In historical films, there is often a tilt towards romance, a love-story set against the backdrop of a historical era, while very few films tell a story about history itself. “Elizabeth” is just one of the latter. Romantic line there is engaged in a negligibly small piece of the total pie, the emphasis is on the reign of the queen, her attempts to find a way out of the critical situation in which the country arrived, the formation of personality, the rebirth of an inexperienced girl in the iron lady.
Some people will find it unattractive: the film lacks the glitz and gloss of adventure pictures, there are no gorgeous battle scenes, most of the episodes are dialog, and there are no particularly bright moments. Unless you’re a history buff and you’re fascinated by the events and personalities of those years: Norfolk, Walsingham, Maria de Guise, the Church’s passing of the law of one faith, the Avignon-like Captivity of the Popes under Philip IV of France, etc.

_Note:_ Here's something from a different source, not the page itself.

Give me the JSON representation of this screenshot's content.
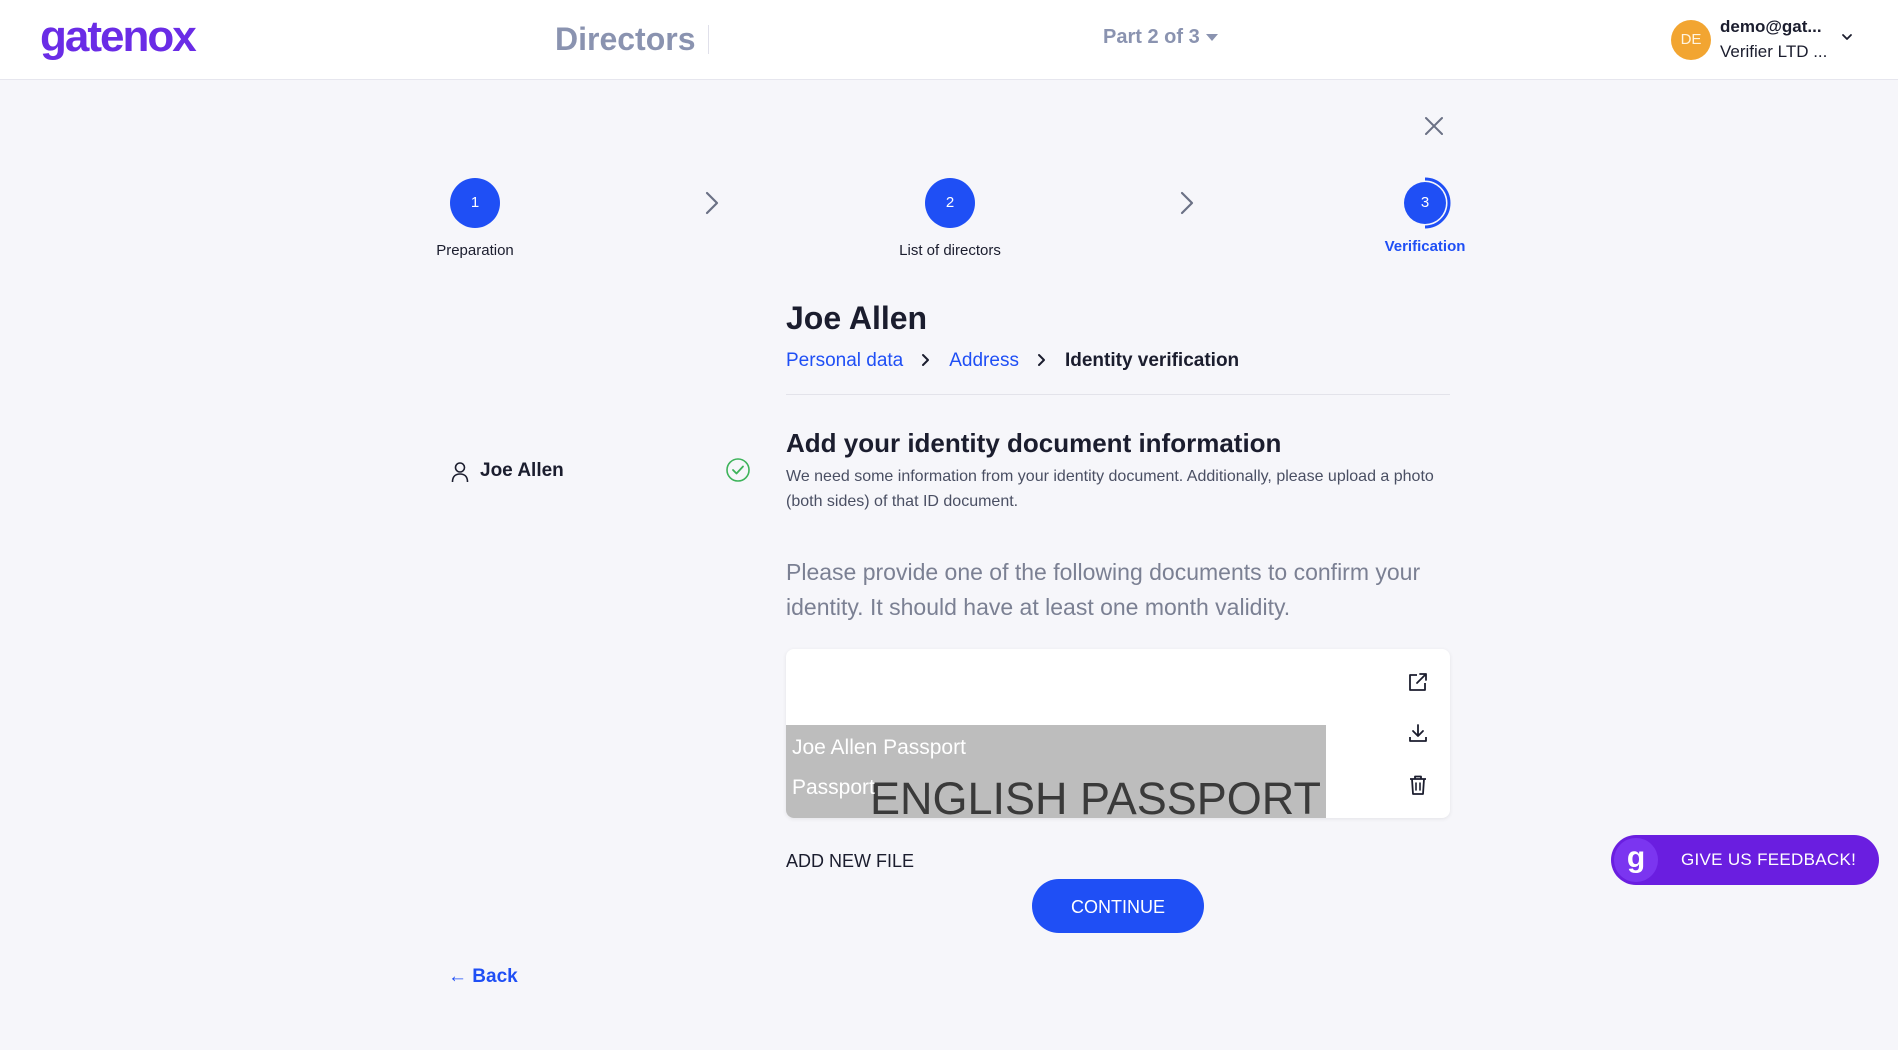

The movie is certainly artistic, and at the same time the concentration of facts and details makes it more of a documentary than most Hollywood blockbusters, where historical accuracy is treated more than negligently. And that’s why “Elizabeth” does not shine like a seven-carat diamond, but unobtrusively, even dimly shines against the background of “Gladiator”, “Braveheart” and so on.
The movie is less spectacular, but no less valuable. Based not on the effect, i.e. special effects, but on the painstaking recreation of the era, showing the complex relationships between all participants in the drama, and, at the same time, not boring, tense.

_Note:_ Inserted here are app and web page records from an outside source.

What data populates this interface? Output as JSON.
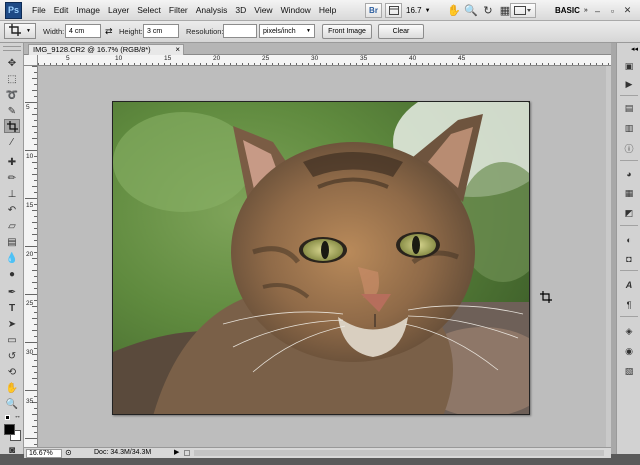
{
  "app": {
    "logo": "Ps"
  },
  "menu": [
    "File",
    "Edit",
    "Image",
    "Layer",
    "Select",
    "Filter",
    "Analysis",
    "3D",
    "View",
    "Window",
    "Help"
  ],
  "menubar_right": {
    "bridge": "Br",
    "zoom": "16.7",
    "workspace": "BASIC"
  },
  "options": {
    "width_label": "Width:",
    "width_value": "4 cm",
    "height_label": "Height:",
    "height_value": "3 cm",
    "resolution_label": "Resolution:",
    "resolution_value": "",
    "resolution_unit": "pixels/inch",
    "front_image_label": "Front Image",
    "clear_label": "Clear"
  },
  "document_tab": {
    "title": "IMG_9128.CR2 @ 16.7% (RGB/8*)",
    "close": "×"
  },
  "ruler_h": [
    "5",
    "10",
    "15",
    "20",
    "25",
    "30",
    "35",
    "40",
    "45"
  ],
  "ruler_v": [
    "5",
    "10",
    "15",
    "20",
    "25",
    "30",
    "35"
  ],
  "status": {
    "zoom": "16.67%",
    "doc": "Doc: 34.3M/34.3M"
  },
  "colors": {
    "foreground": "#000000",
    "background": "#ffffff",
    "ps_blue": "#1e4a86"
  }
}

A very intelligent, not superficial movie with wonderful actors. Cate Blanchett is a fine actress who has insultingly few good pictures behind her. She is an actress, not a diva taking the baton from Meryl Streep and a stranger to purely commercial projects.
Geoffrey Rush, still serious, not off the rails of “Shine”, and not plunged into the foolishness of “Pirates” and “Pera Marquis de Sade”. In “Elizabeth” he plays, great play, and not shouting and sinning poser. His Walsingham – one of the central figures of the picture, a kind of “gray cardinal”, a secret, unexpected weapon in the hands of Elizabeth.
Unexpectedly, the picture revealed a new Bond Daniel Craig in the face of a secret envoy from Rome. Prosaic, burdock appearance, potato nose and stupid haircut. Once you see him, you’ll never remember him, and then you won’t recognize him, except now that he’s Bond. The same goes for Miranda Otto, who didn’t know her Star Trek yet.
Bottom line: I love historical movies. More specifically, good historical movies that are moderately entertaining, watchable, and not stupid. I love Geoffrey Rush. I didn’t find the movie heavy-handed, but I suspect many people will because of the features mentioned above. But, nevertheless, I recommend it.
Codec: HEVC / H.265 (48.0 Mb/s)
Resolution: Native 4K (2160p)
Aspect ratio: 1.85:1
Original aspect ratio: 1.85:1
English: DTS-HD Master Audio 5.1 (48kHz, 24-bit)
English: Dolby Digital 2.0
English SDH, Chinese (Cantonese), Mandarin (Traditional), Danish, Dutch, Finnish, French, German, Greek, Italian, Japanese, Korean, Norwegian, Portuguese, Spanish, Swedish.